(App and web page records)
........

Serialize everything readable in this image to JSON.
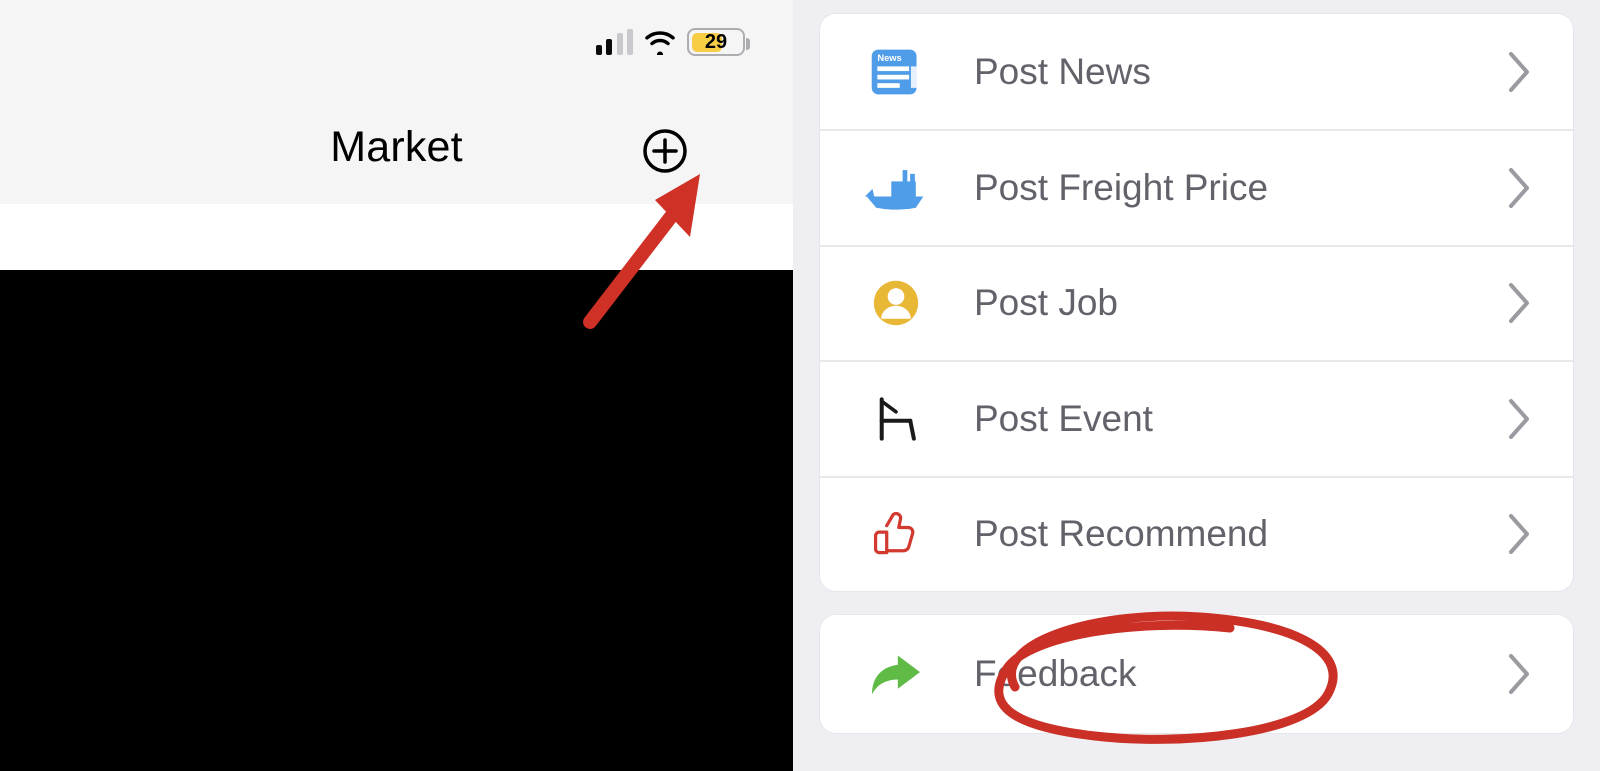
{
  "status_bar": {
    "battery_percent": "29"
  },
  "header": {
    "title": "Market"
  },
  "menu": {
    "groups": [
      {
        "items": [
          {
            "label": "Post News"
          },
          {
            "label": "Post Freight Price"
          },
          {
            "label": "Post Job"
          },
          {
            "label": "Post Event"
          },
          {
            "label": "Post Recommend"
          }
        ]
      },
      {
        "items": [
          {
            "label": "Feedback"
          }
        ]
      }
    ]
  },
  "colors": {
    "blue": "#4f9de8",
    "yellow": "#e8b736",
    "red": "#d23a30",
    "green": "#5fbb46",
    "battery_yellow": "#f7cd46",
    "label_gray": "#62626a",
    "panel_gray": "#efeff3"
  }
}
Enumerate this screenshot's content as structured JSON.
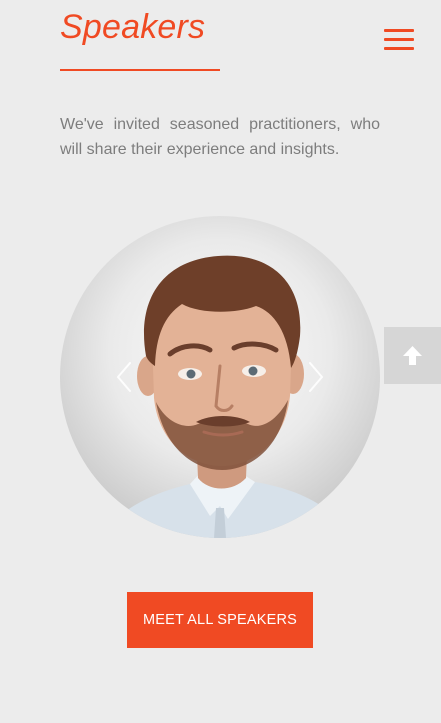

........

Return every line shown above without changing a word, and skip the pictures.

SOLUTION TO THIS TASK —
Serialize everything readable in this image to JSON.
{
  "status_bar": {
    "battery_percent": "29"
  },
  "header": {
    "title": "Market"
  },
  "menu": {
    "groups": [
      {
        "items": [
          {
            "label": "Post News"
          },
          {
            "label": "Post Freight Price"
          },
          {
            "label": "Post Job"
          },
          {
            "label": "Post Event"
          },
          {
            "label": "Post Recommend"
          }
        ]
      },
      {
        "items": [
          {
            "label": "Feedback"
          }
        ]
      }
    ]
  },
  "colors": {
    "blue": "#4f9de8",
    "yellow": "#e8b736",
    "red": "#d23a30",
    "green": "#5fbb46",
    "battery_yellow": "#f7cd46",
    "label_gray": "#62626a",
    "panel_gray": "#efeff3"
  }
}
Enumerate this screenshot's content as structured JSON.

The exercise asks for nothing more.